In each episode, they play a new game and try out a new answer. Quist, active and rebellious, explores the mysteries of the castle and its hidden rooms. Eventually he comes upon its secret: It is a repository of millions of prisoners who, instead of struggling to escape, exist in a trance-vision of the past.
Banks, author of "The Wasp Factory," does some ingenious things to keep these three stories, for a while, in a mysterious and purposeful balance. The Graham segments proceed initially as a spritely comical romance, and Graham's enchantment at his first meeting with Sara shortens not only his breath, but ours. But shadows are introduced, leading finally to his shocking discovery of who Sara, Stock and Slater really are.

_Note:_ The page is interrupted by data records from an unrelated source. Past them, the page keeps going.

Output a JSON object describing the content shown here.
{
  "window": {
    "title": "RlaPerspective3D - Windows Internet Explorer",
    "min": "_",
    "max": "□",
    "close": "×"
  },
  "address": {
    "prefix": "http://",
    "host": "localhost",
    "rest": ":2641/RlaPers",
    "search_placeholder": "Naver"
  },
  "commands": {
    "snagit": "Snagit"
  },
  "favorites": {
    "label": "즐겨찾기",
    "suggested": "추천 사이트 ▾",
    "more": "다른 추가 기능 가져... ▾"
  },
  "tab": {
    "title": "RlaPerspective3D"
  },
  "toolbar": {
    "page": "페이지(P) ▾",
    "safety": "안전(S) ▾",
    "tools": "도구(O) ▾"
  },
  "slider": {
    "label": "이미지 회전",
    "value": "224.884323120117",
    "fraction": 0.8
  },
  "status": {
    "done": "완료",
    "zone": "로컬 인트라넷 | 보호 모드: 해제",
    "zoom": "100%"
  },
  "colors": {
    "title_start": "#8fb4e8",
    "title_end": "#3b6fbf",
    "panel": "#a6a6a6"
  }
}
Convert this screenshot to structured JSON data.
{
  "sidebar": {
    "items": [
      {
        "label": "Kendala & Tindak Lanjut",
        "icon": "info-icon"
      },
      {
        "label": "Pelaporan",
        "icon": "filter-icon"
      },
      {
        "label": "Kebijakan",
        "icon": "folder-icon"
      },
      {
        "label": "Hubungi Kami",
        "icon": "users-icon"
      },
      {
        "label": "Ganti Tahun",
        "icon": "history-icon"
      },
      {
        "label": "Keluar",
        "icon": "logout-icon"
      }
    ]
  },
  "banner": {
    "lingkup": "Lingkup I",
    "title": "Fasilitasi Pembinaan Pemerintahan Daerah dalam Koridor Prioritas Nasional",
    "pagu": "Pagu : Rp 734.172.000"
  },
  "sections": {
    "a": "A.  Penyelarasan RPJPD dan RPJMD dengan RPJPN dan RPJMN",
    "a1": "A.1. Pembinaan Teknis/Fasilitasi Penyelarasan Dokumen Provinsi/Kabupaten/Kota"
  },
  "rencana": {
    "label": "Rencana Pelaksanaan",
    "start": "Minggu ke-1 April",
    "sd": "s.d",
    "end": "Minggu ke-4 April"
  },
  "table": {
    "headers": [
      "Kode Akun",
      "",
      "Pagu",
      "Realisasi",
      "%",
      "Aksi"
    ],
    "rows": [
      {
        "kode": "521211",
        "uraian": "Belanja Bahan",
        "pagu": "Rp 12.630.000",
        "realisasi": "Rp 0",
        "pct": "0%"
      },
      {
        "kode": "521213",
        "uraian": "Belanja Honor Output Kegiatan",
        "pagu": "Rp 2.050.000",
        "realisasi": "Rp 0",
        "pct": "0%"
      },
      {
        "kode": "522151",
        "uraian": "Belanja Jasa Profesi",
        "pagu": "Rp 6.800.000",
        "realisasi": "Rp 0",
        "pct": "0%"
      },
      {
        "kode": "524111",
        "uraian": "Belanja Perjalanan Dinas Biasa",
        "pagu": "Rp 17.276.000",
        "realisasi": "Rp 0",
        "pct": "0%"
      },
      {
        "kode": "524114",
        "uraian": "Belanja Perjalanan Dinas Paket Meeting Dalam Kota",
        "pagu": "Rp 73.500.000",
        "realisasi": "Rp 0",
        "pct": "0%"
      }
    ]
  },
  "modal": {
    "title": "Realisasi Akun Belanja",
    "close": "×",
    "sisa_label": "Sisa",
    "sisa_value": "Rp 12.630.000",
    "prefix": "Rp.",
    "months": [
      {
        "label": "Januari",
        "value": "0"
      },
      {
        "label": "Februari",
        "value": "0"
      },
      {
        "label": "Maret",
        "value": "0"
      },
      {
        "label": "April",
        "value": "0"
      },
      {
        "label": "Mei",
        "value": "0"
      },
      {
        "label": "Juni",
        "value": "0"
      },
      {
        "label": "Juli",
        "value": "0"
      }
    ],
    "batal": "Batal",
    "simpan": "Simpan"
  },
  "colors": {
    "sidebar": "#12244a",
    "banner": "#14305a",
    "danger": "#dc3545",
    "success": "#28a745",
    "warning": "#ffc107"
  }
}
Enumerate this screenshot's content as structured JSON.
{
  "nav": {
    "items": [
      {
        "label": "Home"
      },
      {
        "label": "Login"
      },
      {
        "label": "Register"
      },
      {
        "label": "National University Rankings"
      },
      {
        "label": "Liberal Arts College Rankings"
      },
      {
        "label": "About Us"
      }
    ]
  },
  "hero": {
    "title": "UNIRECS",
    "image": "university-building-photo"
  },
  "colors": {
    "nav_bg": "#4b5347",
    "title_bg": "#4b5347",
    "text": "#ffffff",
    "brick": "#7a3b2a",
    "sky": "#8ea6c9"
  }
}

The world of Steven has its dark side but it is amusingly absurd as well. He creeps about, removing road patches in revenge for being fired, and finally is knocked unconscious by a beer barrel jolted off a truck bumping over one of his new holes.
Light That Dims
As for Quist's and Ajayi's castle, there is some disarmingly prosaic comedy in its portentous workings. Eventually, though, Quist's discoveries become too arcane and complex to sustain themselves. There is too much explanation that doesn't explain, and a final illumination that darkens.
Furthermore, the convergence, that has been so nicely suggested, finally peters out. The link between Steven, the road-mender, and the castle prisoners becomes apparent when he is removed to a mental hospital after his beer-barreling. The revelation is commonplace, though--not so much solving Quist's and Ajayi's high mystery as deflating it.
As for Graham's story, its final shock is neatly, if nastily, effective in itself. But it has no real connection, other than a minor entanglement of plot, with the other two. Banks is a writer of uncommon cleverness and considerable originality. "Walking on Glass" launches us on an entertaining and surprising excursion, but it strands us partway, and we walk home.